The 7,000-year-old Qoli Darvish Hill, which is situated in Qom province, shows the antiquity and originality of the civilization and culture of the province, the deputy provincial tourism chief has said.

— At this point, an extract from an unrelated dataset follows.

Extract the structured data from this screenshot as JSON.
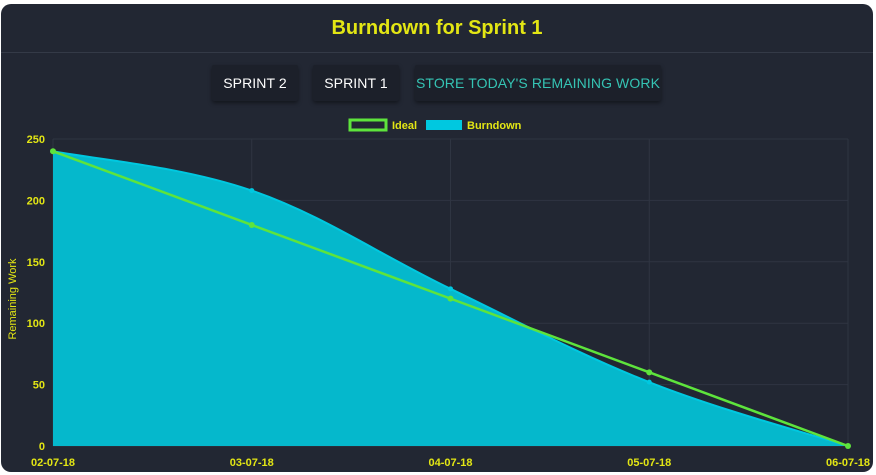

Several ancient artifacts such as a temple, pottery tools, and a water supply system were discovered in this area, which proves Qom was once home to an ancient civilization, Ammar Kavusi announced on Sunday. The Iron Age hill, which is situated not far from the Jamkaran Mosque, a major religious tourism destination, could become a top attraction for tourists, the official added. Visitors to Qom are often cultural tourists seeking to experience the ancient and Islamic culture, so there should be a consideration for their needs, he noted. Earlier in August, the official announced that an open-air museum will be established on the premises of Qoli Darvish Hill. “The first phase of the project involves building an access road and installing metal grating fences along the route of visitors to the Iron Age site,” he explained. A budget of 2.7 billion rials ($64,000 at the official exchange rate of 42,000 rials per dollar) has been allocated to the project, the official added. The museum site will be designed and constructed to attract tourists and display old and discovered objects from the area as well as creating a pleasant atmosphere for those interested in ancient and historical monuments, he mentioned. The provincial tourism chief, Hamid Yazdani, announced in January that an archaeological project is scheduled to be launched on the ancient hill with a budget of one billion rials (about $24,000). Dating back to the Iron Age, the hill is located southwest of the city Qom. Archeological excavations, which began in 2002 showed that Qoli Darvish dates back to six to seven thousand years ago. The hill covers land as big as 50 hectares. The discovery of historical elements of an ancient temple from the Bronze Age to the end of the Iron Age led to conclusions about the social classes and further anthropological researches about those periods of history. In recent years, domestic and foreign tourists can visit the ancient hill, which was inscribed on the National Heritage list in 2003. Iron Age is the final technological and cultural stage in the Stone–Bronze–Iron Age sequence. The date of the full Iron Age, in which this metal, for the most part, replaced bronze in implements and weapons, varied geographically, beginning in West Asia and southeastern Europe about 1200 BC but in China not until about 600 BC, according to the Encyclopedia Britannica. Although in West Asia iron had limited use as a scarce and precious metal as early as 3,000 BC, there is no indication that people at that time recognized its superior qualities over those of bronze. The country’s second-holiest city after Mashhad, Qom is home to both the magnificent shrine of Hazrat-e Masumeh (SA) and the major religious madrasas (schools). Apart from sightseers and pilgrims who visit Qom to pay homage at the holy shrine, the city is also a top destination for Shiite scholars and students who come from across the world to learn Islamic studies at its madrasas and browse through eminent religious bookshops. The city’s antiquity goes back to the Sassanid era (224 CE–651) and several historical mosques, mansions, and natural sceneries have been scattered across the city as well as towns and villages nearby.